Cheese represents all that they live for and long to have in life so that they can be happy and contented. Metaphorically, cheese stands for the ends of human life — it could be a job, it could be a partner in life, it could be money, health or spiritual well-being. The story shows the two mice adapting better and faster to change, whereas the two Littlepeople, microscopic prototypes of the human race, with their complex brains and thought processes, end up complicating things. The implication is obvious. The faster we learn to adapt to change and utilize it to our advantage, the better served we will be.
This little parable is situated in a context, using the frame-tale technique, evoking fond memories of Geoffrey Chaucer’s The Canterbury Tales.

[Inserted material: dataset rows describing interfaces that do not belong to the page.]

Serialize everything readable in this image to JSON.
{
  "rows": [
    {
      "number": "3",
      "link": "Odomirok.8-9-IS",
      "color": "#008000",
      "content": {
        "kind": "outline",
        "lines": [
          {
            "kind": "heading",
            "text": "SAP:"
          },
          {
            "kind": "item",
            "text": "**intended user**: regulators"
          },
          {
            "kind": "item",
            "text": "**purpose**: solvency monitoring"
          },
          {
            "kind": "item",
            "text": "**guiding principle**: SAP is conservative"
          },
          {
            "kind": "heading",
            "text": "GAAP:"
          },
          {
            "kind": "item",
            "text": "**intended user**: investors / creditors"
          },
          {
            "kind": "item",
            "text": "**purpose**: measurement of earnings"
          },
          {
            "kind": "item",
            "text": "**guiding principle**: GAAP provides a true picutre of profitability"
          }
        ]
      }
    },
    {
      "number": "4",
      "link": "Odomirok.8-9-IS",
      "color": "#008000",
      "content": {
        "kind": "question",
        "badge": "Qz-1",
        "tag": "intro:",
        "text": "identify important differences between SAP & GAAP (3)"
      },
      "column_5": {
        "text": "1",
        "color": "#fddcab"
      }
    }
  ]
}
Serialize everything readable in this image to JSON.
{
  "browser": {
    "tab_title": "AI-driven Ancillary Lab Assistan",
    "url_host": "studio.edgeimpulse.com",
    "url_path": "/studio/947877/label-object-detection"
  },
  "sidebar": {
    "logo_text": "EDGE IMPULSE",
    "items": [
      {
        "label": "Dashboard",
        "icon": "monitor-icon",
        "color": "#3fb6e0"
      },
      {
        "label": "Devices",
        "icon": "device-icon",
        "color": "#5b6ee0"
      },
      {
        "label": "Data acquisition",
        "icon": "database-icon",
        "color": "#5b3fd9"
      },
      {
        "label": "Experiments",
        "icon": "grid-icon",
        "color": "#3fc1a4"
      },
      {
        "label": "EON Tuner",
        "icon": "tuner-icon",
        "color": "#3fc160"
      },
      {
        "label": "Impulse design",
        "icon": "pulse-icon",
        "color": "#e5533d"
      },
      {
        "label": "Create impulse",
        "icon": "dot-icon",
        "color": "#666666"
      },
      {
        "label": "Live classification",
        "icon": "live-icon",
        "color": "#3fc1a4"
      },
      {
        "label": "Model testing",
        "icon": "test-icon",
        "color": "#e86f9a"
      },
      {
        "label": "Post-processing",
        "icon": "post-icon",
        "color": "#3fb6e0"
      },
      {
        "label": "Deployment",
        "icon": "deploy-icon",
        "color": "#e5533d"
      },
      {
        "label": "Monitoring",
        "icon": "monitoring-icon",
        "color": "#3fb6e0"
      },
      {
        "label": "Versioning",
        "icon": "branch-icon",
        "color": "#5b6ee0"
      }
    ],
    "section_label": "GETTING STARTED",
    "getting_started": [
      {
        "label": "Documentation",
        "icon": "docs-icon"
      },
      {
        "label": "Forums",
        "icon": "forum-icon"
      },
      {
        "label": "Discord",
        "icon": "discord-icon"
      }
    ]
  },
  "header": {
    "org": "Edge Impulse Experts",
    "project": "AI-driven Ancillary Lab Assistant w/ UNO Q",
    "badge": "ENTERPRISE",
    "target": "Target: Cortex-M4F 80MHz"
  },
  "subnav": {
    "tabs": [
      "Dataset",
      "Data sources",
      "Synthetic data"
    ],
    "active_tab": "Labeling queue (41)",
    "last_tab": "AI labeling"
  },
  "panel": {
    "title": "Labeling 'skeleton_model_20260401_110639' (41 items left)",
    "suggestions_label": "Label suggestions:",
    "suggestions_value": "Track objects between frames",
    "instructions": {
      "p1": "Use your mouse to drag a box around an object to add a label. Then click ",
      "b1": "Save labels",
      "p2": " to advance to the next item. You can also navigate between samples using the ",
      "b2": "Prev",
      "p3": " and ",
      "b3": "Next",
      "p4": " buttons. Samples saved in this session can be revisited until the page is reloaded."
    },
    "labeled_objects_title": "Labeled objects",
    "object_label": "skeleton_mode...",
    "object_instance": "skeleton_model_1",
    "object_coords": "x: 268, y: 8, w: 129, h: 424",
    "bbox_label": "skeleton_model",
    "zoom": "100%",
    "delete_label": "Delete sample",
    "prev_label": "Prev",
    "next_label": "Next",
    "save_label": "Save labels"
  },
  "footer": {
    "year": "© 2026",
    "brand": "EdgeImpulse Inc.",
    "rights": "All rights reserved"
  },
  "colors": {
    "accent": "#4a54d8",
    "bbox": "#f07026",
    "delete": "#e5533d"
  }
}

The story is sandwiched between “A Gathering”, that depicts a reunion where former classmates try to put the changes that have happened in their lives in perspective, and “A Discussion”, which basically throws light on the practical applications of the lessons learned. A connoisseur of art might believe that the story could have gained in aesthetic appeal had it dispensed with the context, but it is understandable, considering the aim of the book, which is primarily to instruct and teach people a valuable lesson, rather than appeal to their senses. The references to dark alleys and corridors of uncertainty certainly reminds one of Jorge Luis Borges and Gabriel Garcia Marquez, the Latin American novelists who exhibited unparalleled interest in mazes and labyrinths.
Naturally, the book tries to pass on a few useful lessons. Change is inevitable, and hence, we need to anticipate and adapt as quickly as possible. It drives home the point that we ought to take change as a challenge or an adventure and try to enjoy it. As the author says, “they keep moving the cheese” (74), so we need to be ready to change quickly and savour the experience so that we can do it time and again. The story helps us laugh at ourselves and keep things simple and easy.
The story can also be viewed as an allegory of human evolution. The characters in the story make it a point to write down the lessons they have learned, so that the others following them can use these as pointers showing them the way. Human history traces a parallel course. All the knowledge and wisdom that we have garnered over thousands and thousands of years have been preserved for the sake of posterity.
On the flipside, some of the arguments and metaphors used in the story appear too far-fetched and contrived, and, in his quest to drive home his points, the author veers off, at certain places, into instruction and moralising. At times, the story suffers from prolixity and over-explanation. And the effect this book envisages to have on people should vary widely, since the human multitude cannot be subsumed into four mere categories. Moreover, experience teaches us that change need not always produce positive effects. That is why the human race is endowed with propensities like homeostasis (resistance to change). Not all change may be beneficial for the survival of the species at large, and hence, a part of the human race needs to be circumspect and apprehensive about change. Change, merely for the sake of it, may prove counter-productive and it is sometimes better to wait and see how a new development works before adapting to it. By courting change, we should not end up courting disaster.
All said, the book is a one-time read for everyone who wants to succeed in this fast-changing world. For some, it could work like a guide, for some it could offer some fresh insights. And, for a few, it could even be a new beginning.